• Task description
All lines holding the word "true" are to be copied from the records beneath.

• Exercise inputs
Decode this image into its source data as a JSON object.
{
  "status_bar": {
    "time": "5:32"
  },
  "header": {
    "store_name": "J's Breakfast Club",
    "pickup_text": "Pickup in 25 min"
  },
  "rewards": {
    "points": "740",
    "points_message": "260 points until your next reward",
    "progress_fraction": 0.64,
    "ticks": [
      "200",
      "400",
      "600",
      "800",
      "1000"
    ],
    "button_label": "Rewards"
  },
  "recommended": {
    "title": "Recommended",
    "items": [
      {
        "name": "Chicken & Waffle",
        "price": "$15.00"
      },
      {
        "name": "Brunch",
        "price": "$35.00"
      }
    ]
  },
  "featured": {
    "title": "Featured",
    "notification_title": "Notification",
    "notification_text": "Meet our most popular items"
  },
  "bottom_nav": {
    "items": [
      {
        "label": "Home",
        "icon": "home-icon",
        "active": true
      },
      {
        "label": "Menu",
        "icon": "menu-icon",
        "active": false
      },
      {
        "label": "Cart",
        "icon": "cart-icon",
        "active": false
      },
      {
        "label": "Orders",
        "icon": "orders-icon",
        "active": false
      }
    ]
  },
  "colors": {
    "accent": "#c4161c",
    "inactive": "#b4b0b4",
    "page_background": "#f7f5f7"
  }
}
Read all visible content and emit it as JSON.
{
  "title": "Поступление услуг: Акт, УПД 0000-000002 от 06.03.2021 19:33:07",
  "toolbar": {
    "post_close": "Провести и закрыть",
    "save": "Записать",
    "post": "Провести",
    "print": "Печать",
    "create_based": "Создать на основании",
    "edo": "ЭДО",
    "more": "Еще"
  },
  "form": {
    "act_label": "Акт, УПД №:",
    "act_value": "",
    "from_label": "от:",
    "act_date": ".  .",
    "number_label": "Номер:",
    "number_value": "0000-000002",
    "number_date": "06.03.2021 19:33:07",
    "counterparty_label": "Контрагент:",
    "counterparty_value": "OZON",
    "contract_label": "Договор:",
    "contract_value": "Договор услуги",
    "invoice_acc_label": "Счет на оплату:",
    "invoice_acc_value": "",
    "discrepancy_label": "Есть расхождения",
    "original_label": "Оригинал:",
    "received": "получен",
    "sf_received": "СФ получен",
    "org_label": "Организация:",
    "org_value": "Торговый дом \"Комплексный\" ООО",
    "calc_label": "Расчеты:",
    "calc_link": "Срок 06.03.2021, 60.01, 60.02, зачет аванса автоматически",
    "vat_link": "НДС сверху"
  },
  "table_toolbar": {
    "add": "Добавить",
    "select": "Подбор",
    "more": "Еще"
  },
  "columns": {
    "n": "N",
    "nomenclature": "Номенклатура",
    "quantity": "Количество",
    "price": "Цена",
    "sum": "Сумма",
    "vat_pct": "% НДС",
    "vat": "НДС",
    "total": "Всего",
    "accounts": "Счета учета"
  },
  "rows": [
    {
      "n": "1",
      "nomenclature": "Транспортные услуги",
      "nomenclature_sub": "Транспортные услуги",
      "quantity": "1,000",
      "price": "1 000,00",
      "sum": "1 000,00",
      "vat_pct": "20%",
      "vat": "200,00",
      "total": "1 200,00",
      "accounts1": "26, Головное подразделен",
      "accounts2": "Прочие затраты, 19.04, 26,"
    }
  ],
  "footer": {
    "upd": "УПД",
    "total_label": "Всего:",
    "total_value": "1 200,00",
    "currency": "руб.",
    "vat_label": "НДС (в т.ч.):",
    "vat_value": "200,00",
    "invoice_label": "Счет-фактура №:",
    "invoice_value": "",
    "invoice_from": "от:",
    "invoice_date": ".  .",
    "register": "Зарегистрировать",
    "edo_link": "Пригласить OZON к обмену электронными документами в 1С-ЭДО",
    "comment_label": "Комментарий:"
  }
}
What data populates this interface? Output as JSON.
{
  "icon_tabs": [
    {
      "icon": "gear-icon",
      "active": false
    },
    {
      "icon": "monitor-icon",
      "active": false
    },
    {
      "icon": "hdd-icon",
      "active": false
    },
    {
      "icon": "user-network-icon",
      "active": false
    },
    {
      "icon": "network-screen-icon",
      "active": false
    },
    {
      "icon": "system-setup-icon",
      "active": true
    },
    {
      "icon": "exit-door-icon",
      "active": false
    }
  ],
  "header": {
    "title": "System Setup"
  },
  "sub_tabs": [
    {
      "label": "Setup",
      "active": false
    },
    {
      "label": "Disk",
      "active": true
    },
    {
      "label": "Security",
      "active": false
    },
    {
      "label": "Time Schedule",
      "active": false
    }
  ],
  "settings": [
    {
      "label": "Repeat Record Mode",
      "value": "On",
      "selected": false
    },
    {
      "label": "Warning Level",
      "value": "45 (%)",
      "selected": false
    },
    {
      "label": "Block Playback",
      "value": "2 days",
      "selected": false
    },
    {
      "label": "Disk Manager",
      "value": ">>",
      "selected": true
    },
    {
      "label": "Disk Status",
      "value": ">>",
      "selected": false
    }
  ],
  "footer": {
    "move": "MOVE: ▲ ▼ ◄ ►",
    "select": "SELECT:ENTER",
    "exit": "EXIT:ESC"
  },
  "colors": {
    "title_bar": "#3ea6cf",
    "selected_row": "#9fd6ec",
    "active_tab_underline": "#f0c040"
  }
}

• Result of this exercise
        "active": true
      "active": true
      "active": true
      "selected": true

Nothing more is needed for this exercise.